* EXERCISE GOAL *
In this data, count the lines in which "College" appears and give only that number.

┏━━

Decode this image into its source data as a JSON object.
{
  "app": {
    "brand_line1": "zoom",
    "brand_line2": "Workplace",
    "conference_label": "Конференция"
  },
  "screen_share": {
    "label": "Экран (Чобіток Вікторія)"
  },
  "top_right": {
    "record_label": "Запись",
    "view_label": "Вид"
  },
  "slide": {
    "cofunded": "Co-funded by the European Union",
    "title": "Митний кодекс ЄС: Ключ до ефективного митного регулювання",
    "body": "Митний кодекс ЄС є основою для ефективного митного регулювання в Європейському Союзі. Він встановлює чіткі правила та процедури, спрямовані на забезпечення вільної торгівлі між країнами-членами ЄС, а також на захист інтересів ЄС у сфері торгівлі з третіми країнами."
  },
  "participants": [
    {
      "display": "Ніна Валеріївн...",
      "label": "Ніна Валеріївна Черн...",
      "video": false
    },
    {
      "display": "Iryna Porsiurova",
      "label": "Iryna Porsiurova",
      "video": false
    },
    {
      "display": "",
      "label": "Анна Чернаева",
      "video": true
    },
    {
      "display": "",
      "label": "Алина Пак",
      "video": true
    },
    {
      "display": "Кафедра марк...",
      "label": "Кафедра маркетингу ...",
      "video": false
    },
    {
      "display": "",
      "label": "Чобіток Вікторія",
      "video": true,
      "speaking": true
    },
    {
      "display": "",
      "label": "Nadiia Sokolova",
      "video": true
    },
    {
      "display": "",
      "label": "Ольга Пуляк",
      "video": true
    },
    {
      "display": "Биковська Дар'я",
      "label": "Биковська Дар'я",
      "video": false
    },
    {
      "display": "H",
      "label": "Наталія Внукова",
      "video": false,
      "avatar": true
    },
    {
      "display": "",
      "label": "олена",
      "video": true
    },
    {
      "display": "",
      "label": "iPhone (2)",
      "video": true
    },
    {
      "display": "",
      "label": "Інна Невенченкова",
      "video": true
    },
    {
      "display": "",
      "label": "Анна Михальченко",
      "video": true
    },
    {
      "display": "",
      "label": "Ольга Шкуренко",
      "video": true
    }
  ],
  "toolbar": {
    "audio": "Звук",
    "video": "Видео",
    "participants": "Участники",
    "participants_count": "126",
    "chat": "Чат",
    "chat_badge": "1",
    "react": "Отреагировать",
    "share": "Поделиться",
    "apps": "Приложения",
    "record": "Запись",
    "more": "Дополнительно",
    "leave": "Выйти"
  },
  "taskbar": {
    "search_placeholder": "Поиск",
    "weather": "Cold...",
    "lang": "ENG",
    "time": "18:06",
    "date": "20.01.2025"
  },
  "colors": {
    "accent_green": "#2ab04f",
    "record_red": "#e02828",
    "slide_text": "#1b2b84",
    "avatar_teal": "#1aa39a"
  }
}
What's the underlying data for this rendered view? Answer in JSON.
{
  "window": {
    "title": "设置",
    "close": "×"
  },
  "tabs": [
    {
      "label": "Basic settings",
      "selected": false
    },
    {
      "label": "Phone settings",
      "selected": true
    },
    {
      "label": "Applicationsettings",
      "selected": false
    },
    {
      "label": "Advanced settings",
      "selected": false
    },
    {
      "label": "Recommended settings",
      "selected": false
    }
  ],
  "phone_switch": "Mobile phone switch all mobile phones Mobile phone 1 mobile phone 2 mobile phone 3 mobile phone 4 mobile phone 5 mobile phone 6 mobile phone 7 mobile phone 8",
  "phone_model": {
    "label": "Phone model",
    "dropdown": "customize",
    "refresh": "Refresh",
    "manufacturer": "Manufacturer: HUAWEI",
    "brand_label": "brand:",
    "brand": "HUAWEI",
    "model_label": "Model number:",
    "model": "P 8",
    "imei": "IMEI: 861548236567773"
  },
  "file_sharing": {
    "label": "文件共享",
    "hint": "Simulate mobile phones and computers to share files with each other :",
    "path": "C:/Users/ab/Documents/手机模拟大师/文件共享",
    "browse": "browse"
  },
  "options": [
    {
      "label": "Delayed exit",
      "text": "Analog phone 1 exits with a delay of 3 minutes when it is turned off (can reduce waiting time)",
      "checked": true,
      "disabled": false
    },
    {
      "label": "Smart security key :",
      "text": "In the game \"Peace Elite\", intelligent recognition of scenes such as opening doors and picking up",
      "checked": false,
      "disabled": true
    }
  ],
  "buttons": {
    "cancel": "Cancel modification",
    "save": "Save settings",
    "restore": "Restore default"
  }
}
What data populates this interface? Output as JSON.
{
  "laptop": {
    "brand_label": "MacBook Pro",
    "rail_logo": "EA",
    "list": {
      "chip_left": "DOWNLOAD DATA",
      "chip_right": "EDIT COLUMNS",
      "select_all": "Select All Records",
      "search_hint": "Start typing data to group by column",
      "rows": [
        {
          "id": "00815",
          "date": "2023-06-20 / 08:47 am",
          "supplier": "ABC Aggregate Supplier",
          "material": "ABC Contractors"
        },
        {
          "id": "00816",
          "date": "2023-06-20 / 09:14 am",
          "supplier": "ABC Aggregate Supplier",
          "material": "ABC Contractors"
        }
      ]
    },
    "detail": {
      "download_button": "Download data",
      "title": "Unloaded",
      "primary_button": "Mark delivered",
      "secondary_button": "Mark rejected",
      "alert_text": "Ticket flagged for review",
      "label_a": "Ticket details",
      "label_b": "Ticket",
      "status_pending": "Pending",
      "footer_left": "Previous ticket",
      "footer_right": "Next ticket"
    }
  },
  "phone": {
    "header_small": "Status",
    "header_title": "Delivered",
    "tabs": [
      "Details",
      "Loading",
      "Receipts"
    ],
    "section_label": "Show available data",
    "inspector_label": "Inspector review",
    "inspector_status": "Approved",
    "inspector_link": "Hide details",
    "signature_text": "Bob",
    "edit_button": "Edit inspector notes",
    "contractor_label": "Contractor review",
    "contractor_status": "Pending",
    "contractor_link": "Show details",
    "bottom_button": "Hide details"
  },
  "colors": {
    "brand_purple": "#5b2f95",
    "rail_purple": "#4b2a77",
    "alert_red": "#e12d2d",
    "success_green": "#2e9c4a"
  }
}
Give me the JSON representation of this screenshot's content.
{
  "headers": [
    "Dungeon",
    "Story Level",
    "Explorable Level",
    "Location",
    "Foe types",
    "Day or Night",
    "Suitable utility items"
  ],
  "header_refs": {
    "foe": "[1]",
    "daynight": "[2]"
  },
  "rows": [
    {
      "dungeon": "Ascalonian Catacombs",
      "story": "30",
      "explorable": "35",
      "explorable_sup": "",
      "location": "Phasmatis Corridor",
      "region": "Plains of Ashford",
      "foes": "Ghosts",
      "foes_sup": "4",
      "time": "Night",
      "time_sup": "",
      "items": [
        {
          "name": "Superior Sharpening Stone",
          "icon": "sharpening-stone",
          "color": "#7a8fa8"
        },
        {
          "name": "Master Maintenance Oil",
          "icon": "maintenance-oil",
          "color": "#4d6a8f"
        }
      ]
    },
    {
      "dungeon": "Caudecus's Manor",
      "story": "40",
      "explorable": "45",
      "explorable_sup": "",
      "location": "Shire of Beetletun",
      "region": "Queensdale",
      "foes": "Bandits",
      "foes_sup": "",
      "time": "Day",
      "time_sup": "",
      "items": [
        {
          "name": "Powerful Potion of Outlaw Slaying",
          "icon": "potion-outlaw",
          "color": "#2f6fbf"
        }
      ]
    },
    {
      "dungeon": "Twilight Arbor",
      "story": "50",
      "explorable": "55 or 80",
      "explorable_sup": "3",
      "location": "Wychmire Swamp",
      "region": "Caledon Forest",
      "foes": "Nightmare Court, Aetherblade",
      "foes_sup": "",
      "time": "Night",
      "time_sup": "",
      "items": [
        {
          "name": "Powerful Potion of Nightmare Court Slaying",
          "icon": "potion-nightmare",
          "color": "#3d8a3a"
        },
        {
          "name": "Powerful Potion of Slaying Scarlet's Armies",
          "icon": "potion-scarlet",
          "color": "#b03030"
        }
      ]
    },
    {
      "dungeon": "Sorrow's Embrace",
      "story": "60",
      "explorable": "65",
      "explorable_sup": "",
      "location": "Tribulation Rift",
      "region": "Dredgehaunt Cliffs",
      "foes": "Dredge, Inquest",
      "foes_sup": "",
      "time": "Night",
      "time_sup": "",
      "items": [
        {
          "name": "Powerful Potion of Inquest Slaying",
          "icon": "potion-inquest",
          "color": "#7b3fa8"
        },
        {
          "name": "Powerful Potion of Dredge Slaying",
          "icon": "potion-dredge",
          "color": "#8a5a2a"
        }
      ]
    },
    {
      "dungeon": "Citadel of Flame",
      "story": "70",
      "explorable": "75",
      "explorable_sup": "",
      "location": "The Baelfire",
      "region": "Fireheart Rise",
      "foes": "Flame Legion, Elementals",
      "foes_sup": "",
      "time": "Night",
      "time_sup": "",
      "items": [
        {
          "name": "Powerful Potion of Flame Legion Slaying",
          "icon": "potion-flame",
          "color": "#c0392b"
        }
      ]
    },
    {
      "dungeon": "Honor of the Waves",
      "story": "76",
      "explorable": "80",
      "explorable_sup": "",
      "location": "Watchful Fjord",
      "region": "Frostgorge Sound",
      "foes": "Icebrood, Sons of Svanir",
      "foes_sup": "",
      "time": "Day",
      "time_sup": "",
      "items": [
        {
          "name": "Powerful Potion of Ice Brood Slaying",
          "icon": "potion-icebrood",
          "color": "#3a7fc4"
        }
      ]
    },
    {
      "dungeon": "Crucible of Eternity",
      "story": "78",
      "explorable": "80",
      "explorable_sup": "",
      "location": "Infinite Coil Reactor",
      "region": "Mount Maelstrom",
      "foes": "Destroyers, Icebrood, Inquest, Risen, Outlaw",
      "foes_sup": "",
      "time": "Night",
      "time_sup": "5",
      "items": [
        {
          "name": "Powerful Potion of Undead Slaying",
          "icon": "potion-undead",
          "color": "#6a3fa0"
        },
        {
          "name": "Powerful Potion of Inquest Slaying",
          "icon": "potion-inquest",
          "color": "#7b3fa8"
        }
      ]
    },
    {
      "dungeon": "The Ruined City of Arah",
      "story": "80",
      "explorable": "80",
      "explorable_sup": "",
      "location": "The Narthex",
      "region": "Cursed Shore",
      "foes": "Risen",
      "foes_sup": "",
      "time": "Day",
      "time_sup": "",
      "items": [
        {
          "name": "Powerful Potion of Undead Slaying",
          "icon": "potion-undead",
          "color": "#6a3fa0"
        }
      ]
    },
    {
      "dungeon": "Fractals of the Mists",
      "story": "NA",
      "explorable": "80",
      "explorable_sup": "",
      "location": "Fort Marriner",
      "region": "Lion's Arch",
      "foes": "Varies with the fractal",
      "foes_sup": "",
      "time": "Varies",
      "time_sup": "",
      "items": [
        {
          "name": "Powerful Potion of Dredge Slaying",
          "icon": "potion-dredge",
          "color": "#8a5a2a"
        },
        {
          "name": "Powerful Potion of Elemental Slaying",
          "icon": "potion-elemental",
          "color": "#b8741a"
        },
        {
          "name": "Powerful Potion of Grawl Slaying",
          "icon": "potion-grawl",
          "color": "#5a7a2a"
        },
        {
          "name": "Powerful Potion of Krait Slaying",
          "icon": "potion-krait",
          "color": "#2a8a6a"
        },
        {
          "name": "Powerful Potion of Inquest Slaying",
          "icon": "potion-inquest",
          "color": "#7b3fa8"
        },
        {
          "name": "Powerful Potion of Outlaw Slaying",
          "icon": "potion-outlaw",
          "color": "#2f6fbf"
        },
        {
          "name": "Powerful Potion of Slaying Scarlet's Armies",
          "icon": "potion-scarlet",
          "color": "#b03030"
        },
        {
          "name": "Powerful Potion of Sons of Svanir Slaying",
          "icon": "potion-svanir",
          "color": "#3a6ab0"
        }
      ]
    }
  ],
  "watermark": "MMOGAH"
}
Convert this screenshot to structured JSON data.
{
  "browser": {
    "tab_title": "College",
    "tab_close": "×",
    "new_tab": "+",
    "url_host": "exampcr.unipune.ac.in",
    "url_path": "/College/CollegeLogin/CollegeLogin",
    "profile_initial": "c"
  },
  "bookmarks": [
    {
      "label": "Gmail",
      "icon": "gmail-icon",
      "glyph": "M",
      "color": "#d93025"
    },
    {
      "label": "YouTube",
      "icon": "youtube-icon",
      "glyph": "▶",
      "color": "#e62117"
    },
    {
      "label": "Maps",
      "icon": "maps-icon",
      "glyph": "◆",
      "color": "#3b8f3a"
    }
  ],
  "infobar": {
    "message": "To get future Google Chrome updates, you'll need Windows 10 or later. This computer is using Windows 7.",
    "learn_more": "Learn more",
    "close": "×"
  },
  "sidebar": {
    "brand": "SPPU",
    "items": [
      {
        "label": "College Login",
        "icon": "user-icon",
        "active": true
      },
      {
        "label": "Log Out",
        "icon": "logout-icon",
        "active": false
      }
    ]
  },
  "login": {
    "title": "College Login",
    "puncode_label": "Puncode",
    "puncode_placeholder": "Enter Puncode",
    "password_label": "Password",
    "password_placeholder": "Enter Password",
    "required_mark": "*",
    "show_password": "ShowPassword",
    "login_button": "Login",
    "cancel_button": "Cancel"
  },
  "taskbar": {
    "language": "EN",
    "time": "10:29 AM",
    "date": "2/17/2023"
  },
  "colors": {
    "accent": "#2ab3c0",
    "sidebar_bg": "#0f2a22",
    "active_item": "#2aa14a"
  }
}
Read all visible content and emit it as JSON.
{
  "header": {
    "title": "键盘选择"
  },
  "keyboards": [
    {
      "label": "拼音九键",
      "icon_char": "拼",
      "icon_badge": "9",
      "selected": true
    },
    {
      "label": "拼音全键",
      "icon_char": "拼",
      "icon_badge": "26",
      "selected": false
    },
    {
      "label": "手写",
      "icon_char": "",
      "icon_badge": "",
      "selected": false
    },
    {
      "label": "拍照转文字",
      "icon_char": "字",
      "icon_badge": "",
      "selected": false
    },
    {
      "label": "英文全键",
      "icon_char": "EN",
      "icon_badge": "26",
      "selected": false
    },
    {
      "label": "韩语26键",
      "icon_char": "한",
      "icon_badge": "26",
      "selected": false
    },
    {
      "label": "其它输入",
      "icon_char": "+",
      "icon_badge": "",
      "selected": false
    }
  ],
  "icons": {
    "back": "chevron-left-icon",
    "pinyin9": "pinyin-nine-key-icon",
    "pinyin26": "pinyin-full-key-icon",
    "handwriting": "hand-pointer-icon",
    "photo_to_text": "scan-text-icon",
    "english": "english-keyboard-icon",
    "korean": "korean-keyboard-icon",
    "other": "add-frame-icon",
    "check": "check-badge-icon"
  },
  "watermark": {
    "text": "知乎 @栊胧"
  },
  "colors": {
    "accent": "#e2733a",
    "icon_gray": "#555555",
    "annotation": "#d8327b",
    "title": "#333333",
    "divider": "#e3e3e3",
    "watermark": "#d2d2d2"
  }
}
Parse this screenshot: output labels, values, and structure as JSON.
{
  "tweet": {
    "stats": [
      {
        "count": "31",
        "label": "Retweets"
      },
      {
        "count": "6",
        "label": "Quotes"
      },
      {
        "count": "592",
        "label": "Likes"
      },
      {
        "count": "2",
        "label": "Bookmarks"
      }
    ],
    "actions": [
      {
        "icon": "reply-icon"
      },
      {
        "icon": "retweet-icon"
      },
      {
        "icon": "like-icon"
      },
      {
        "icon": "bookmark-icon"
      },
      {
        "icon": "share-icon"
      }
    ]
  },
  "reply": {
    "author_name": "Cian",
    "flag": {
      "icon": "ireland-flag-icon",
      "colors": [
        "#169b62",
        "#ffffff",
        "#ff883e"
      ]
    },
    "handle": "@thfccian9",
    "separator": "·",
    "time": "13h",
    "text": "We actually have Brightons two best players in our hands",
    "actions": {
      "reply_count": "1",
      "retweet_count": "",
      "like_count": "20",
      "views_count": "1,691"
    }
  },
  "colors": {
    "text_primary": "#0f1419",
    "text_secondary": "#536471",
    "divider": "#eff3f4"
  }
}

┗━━

* TASK RESPONSE *
4